What is required:
Reproduce all of the entries below exactly, without images.

Data in this exercise:
>>>

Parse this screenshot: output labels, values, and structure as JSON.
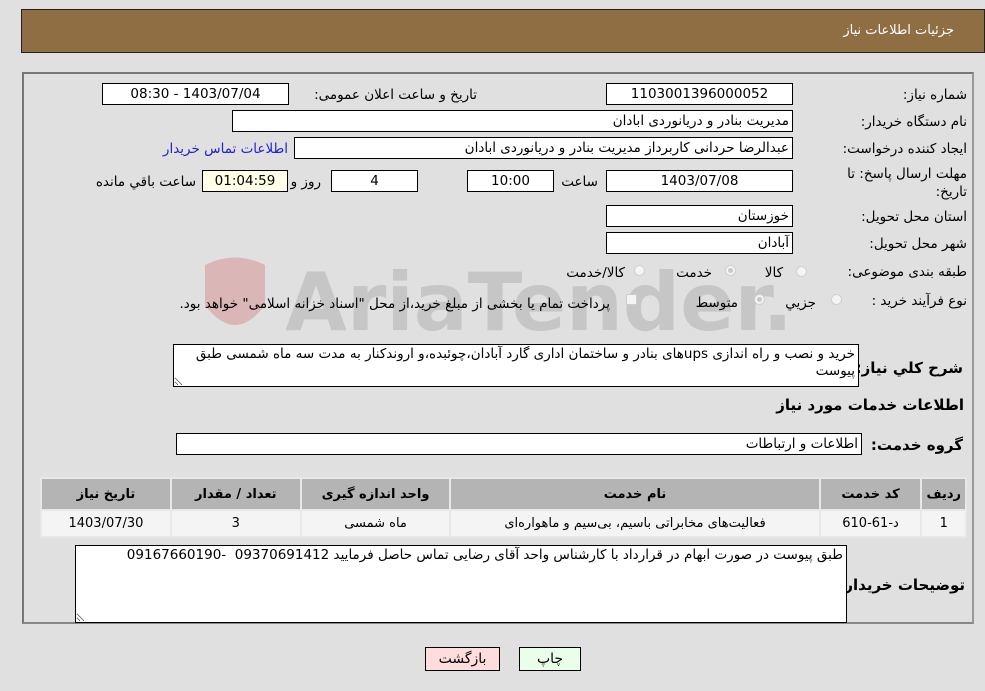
{
  "header": {
    "title": "جزئیات اطلاعات نیاز"
  },
  "form": {
    "need_number": {
      "label": "شماره نیاز:",
      "value": "1103001396000052"
    },
    "announce_datetime": {
      "label": "تاریخ و ساعت اعلان عمومی:",
      "value": "1403/07/04 - 08:30"
    },
    "buyer_org": {
      "label": "نام دستگاه خریدار:",
      "value": "مدیریت بنادر و دریانوردی ابادان"
    },
    "requester": {
      "label": "ایجاد کننده درخواست:",
      "value": "عبدالرضا حردانی کاربرداز مدیریت بنادر و دریانوردی ابادان",
      "contact_link": "اطلاعات تماس خریدار"
    },
    "deadline": {
      "label_line1": "مهلت ارسال پاسخ: تا",
      "label_line2": "تاریخ:",
      "date": "1403/07/08",
      "time_label": "ساعت",
      "time": "10:00",
      "days": "4",
      "days_label": "روز و",
      "remaining": "01:04:59",
      "remaining_label": "ساعت باقي مانده"
    },
    "province": {
      "label": "استان محل تحویل:",
      "value": "خوزستان"
    },
    "city": {
      "label": "شهر محل تحویل:",
      "value": "آبادان"
    },
    "category": {
      "label": "طبقه بندی موضوعی:",
      "options": [
        "کالا",
        "خدمت",
        "کالا/خدمت"
      ],
      "selected": "خدمت"
    },
    "purchase_type": {
      "label": "نوع فرآیند خرید :",
      "options": [
        "جزيي",
        "متوسط"
      ],
      "selected": "متوسط",
      "treasury_note": "پرداخت تمام یا بخشی از مبلغ خرید،از محل \"اسناد خزانه اسلامی\" خواهد بود."
    },
    "description": {
      "label": "شرح كلي نياز:",
      "value": "خرید و نصب و راه اندازی upsهای بنادر و ساختمان اداری گارد آبادان،چوئبده،و اروندکنار به مدت سه ماه شمسی طبق پیوست"
    }
  },
  "services": {
    "section_title": "اطلاعات خدمات مورد نیاز",
    "group_label": "گروه خدمت:",
    "group_value": "اطلاعات و ارتباطات",
    "columns": [
      "ردیف",
      "کد خدمت",
      "نام خدمت",
      "واحد اندازه گیری",
      "تعداد / مقدار",
      "تاریخ نیاز"
    ],
    "rows": [
      [
        "1",
        "د-61-610",
        "فعالیت‌های مخابراتی باسیم، بی‌سیم و ماهواره‌ای",
        "ماه شمسی",
        "3",
        "1403/07/30"
      ]
    ]
  },
  "buyer_notes": {
    "label": "توضیحات خریدار:",
    "value": "طبق پیوست در صورت ابهام در قرارداد با کارشناس واحد آقای رضایی تماس حاصل فرمایید 09370691412  -09167660190"
  },
  "buttons": {
    "print": "چاپ",
    "back": "بازگشت"
  },
  "colors": {
    "header_bg": "#8f6e43",
    "print_bg": "#eaffea",
    "back_bg": "#ffdddd",
    "link": "#2222cc"
  }
}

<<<

Written response:
Parse this screenshot: output labels, values, and structure as JSON.
{
  "header": {
    "title": "جزئیات اطلاعات نیاز"
  },
  "form": {
    "need_number": {
      "label": "شماره نیاز:",
      "value": "1103001396000052"
    },
    "announce_datetime": {
      "label": "تاریخ و ساعت اعلان عمومی:",
      "value": "1403/07/04 - 08:30"
    },
    "buyer_org": {
      "label": "نام دستگاه خریدار:",
      "value": "مدیریت بنادر و دریانوردی ابادان"
    },
    "requester": {
      "label": "ایجاد کننده درخواست:",
      "value": "عبدالرضا حردانی کاربرداز مدیریت بنادر و دریانوردی ابادان",
      "contact_link": "اطلاعات تماس خریدار"
    },
    "deadline": {
      "label_line1": "مهلت ارسال پاسخ: تا",
      "label_line2": "تاریخ:",
      "date": "1403/07/08",
      "time_label": "ساعت",
      "time": "10:00",
      "days": "4",
      "days_label": "روز و",
      "remaining": "01:04:59",
      "remaining_label": "ساعت باقي مانده"
    },
    "province": {
      "label": "استان محل تحویل:",
      "value": "خوزستان"
    },
    "city": {
      "label": "شهر محل تحویل:",
      "value": "آبادان"
    },
    "category": {
      "label": "طبقه بندی موضوعی:",
      "options": [
        "کالا",
        "خدمت",
        "کالا/خدمت"
      ],
      "selected": "خدمت"
    },
    "purchase_type": {
      "label": "نوع فرآیند خرید :",
      "options": [
        "جزيي",
        "متوسط"
      ],
      "selected": "متوسط",
      "treasury_note": "پرداخت تمام یا بخشی از مبلغ خرید،از محل \"اسناد خزانه اسلامی\" خواهد بود."
    },
    "description": {
      "label": "شرح كلي نياز:",
      "value": "خرید و نصب و راه اندازی upsهای بنادر و ساختمان اداری گارد آبادان،چوئبده،و اروندکنار به مدت سه ماه شمسی طبق پیوست"
    }
  },
  "services": {
    "section_title": "اطلاعات خدمات مورد نیاز",
    "group_label": "گروه خدمت:",
    "group_value": "اطلاعات و ارتباطات",
    "columns": [
      "ردیف",
      "کد خدمت",
      "نام خدمت",
      "واحد اندازه گیری",
      "تعداد / مقدار",
      "تاریخ نیاز"
    ],
    "rows": [
      [
        "1",
        "د-61-610",
        "فعالیت‌های مخابراتی باسیم، بی‌سیم و ماهواره‌ای",
        "ماه شمسی",
        "3",
        "1403/07/30"
      ]
    ]
  },
  "buyer_notes": {
    "label": "توضیحات خریدار:",
    "value": "طبق پیوست در صورت ابهام در قرارداد با کارشناس واحد آقای رضایی تماس حاصل فرمایید 09370691412  -09167660190"
  },
  "buttons": {
    "print": "چاپ",
    "back": "بازگشت"
  },
  "colors": {
    "header_bg": "#8f6e43",
    "print_bg": "#eaffea",
    "back_bg": "#ffdddd",
    "link": "#2222cc"
  }
}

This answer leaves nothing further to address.